[SW] I love that way of showing that you understand the business. And you're just trying to help the business achieve its objectives, right? That's kind of how you're selling it. What if you work for a private company? Where would you find similar types of information?
[Zabriskie] So there's lots of companies that don't have to file that document every year, right? And so what you have to do is take a little more research. And this kind of research, in my opinion, is kind of foundational research.
Whether you're with a private or a public company because it's not just about ’all these bad things are out there’ and 'we need to be aware of them, we need to scrunch them down, we need money to do that.'
The thing to do is to understand what your company's goals are, your business goals. What are they trying to achieve? What business, what financial goals exist within your organization? We want to raise this much money. We want to hit this amount of revenue by this time. We want to change in this way. We want to move into these markets. This kind of information should be available in a number of areas.
Number one, your upper management, your senior management. They're out there talking. These things—do the Google search, do the research, go into LinkedIn, into Facebook. LinkedIn is going to be a little more efficient, but do the research on the people in your organization.
What are they doing? What are they talking about? Where are they at? Who are they associated with? What do you know about them?
This whole approach that I'm talking about is knowing your customer. Your customer is your upper management and senior management in this example. Learn everything you can about them, and on your own company's website you're going to find things like vision statement or a mission statement.
There's going to be verbiage that talks about ’this is what we do.’ This is what we believe in, this is how we approach things. And you need to speak that language. You need to show that what we're trying to do in Security Awareness training is going to help us reach these goals that have been stated.
This moves you away from just being a bit of an island of trying to, you know, ’well people keep clicking.’ ’We need to train them and we need to, you know, stop Susie's clicking so much or whatever it is. Or Bob's over here, he's our poster child.’ It moves it to say, look, we need to work together to help our companies succeed. And one way that I can help us reach the goals that have been stated is to do better things within Security Awareness training.
You see the difference there? It's not just sitting in an alone space just kind of barking out, ‘help, help, we need to do these things’ and blah, blah, blah. It's showing how what you're doing is relative to the organization. So there's lots of information about the company.
Let me give you one experience I had with a private company where they were building a new campus. They were moving a lot of their offices to a new campus of like 600,000 square feet. It was a significant thing. The conversation that we were going to have didn't have anything to do, specifically, with facilities and new construction. But I just brought it up. I said, hey, I see that, I saw in the paper that you guys are building a new facility. How is that going? What kind of stress is that putting on the IT organization? Or InfoSec?
And it opened up a whole new conversation about things of the deployment and with that 600,000 square feet came new people. And and so, I'm just talking about things right? I'm just interested in what's going on in their world.
So take the time to look at what's happening in your company.
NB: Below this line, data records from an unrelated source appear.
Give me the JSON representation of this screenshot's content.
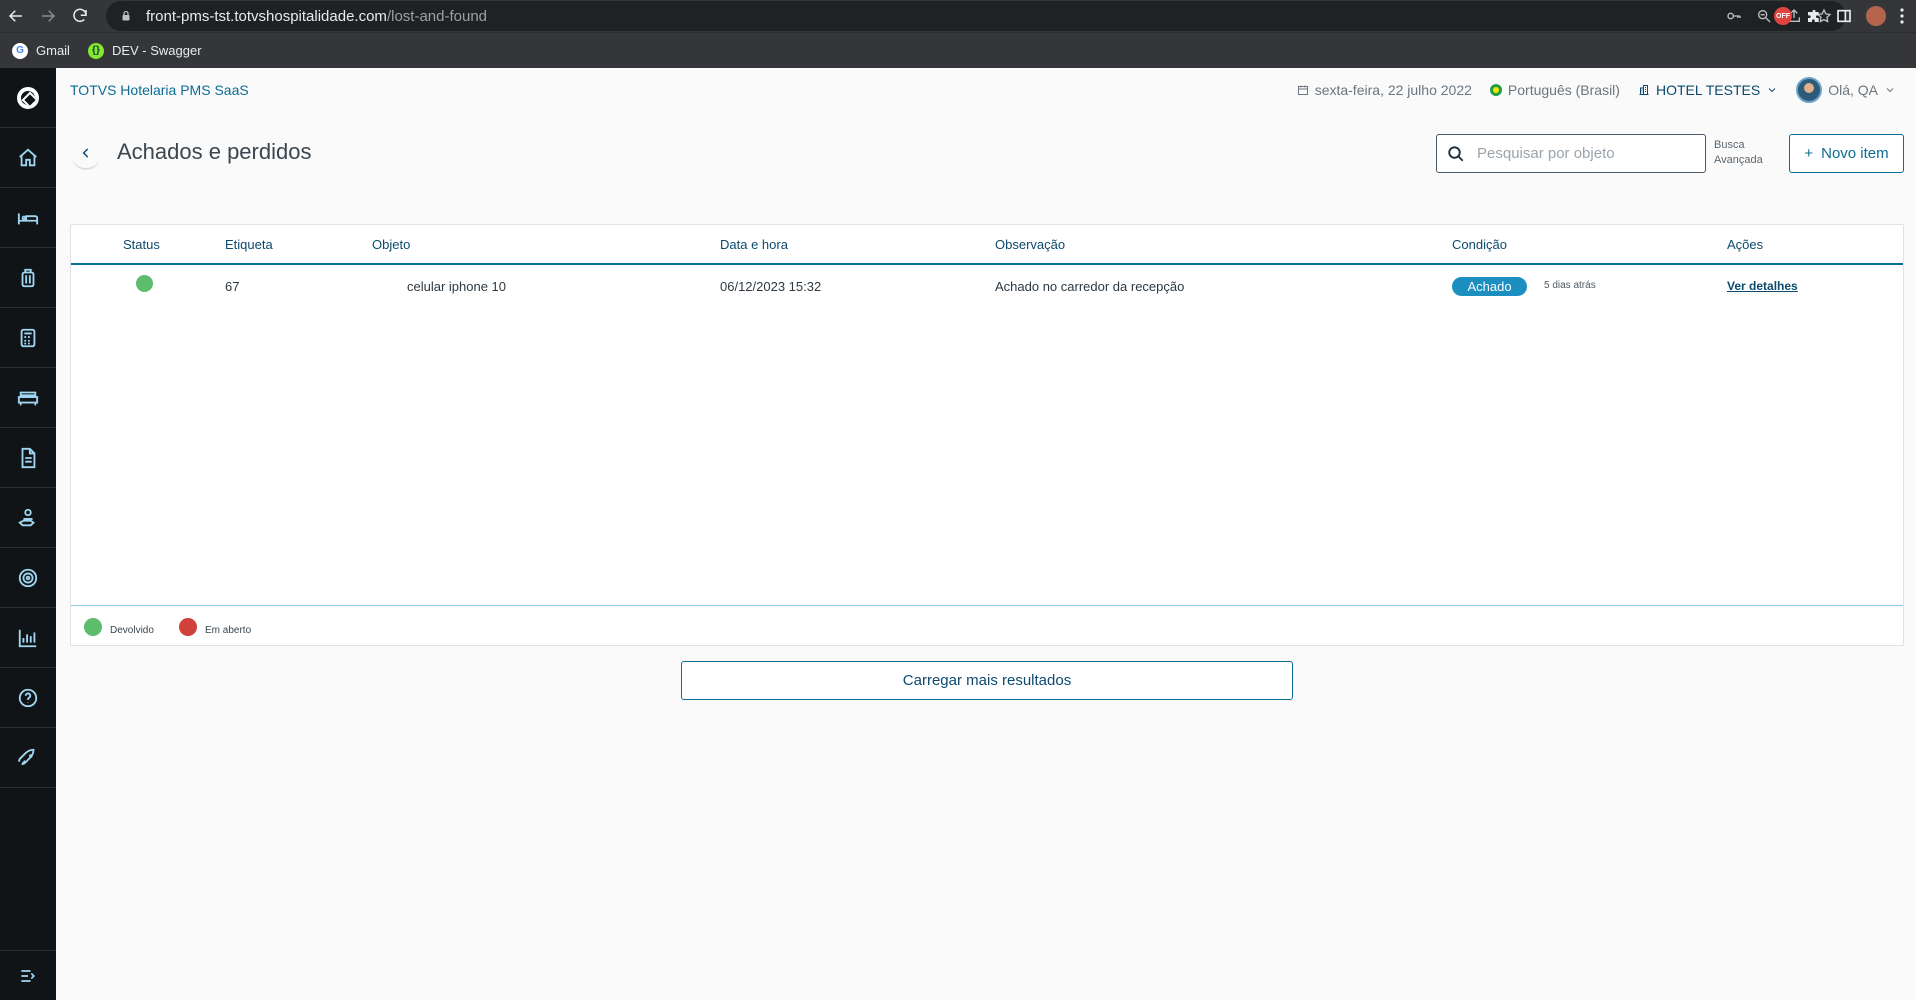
{
  "browser": {
    "url_host": "front-pms-tst.totvshospitalidade.com",
    "url_path": "/lost-and-found",
    "bookmarks": [
      {
        "label": "Gmail"
      },
      {
        "label": "DEV - Swagger"
      }
    ]
  },
  "app": {
    "title": "TOTVS Hotelaria PMS SaaS",
    "date": "sexta-feira, 22 julho 2022",
    "language": "Português (Brasil)",
    "hotel": "HOTEL TESTES",
    "greeting": "Olá, QA"
  },
  "page": {
    "title": "Achados e perdidos",
    "search_placeholder": "Pesquisar por objeto",
    "advanced_search": "Busca Avançada",
    "new_item": "Novo item",
    "load_more": "Carregar mais resultados"
  },
  "table": {
    "headers": {
      "status": "Status",
      "tag": "Etiqueta",
      "object": "Objeto",
      "datetime": "Data e hora",
      "note": "Observação",
      "condition": "Condição",
      "actions": "Ações"
    },
    "rows": [
      {
        "status_color": "#5dbd6d",
        "tag": "67",
        "object": "celular iphone 10",
        "datetime": "06/12/2023 15:32",
        "note": "Achado no carredor da recepção",
        "condition": "Achado",
        "ago": "5 dias atrás",
        "action": "Ver detalhes"
      }
    ]
  },
  "legend": [
    {
      "label": "Devolvido",
      "color": "#5dbd6d"
    },
    {
      "label": "Em aberto",
      "color": "#d0413b"
    }
  ],
  "colors": {
    "primary": "#0c6c94",
    "sidebar": "#101417",
    "badge": "#1a8fc0"
  }
}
Read the news about it, read everything you can throughout the website, and individuals that you're working with. Just get to know them, and you'll find little nuggets that you can utilize.
Present your information in a very relative manner, and when you do that, things stick. It just connects when you have a metric or you have something you want to get buy-in. When you make it relative to the individual or to the organization, it will stick.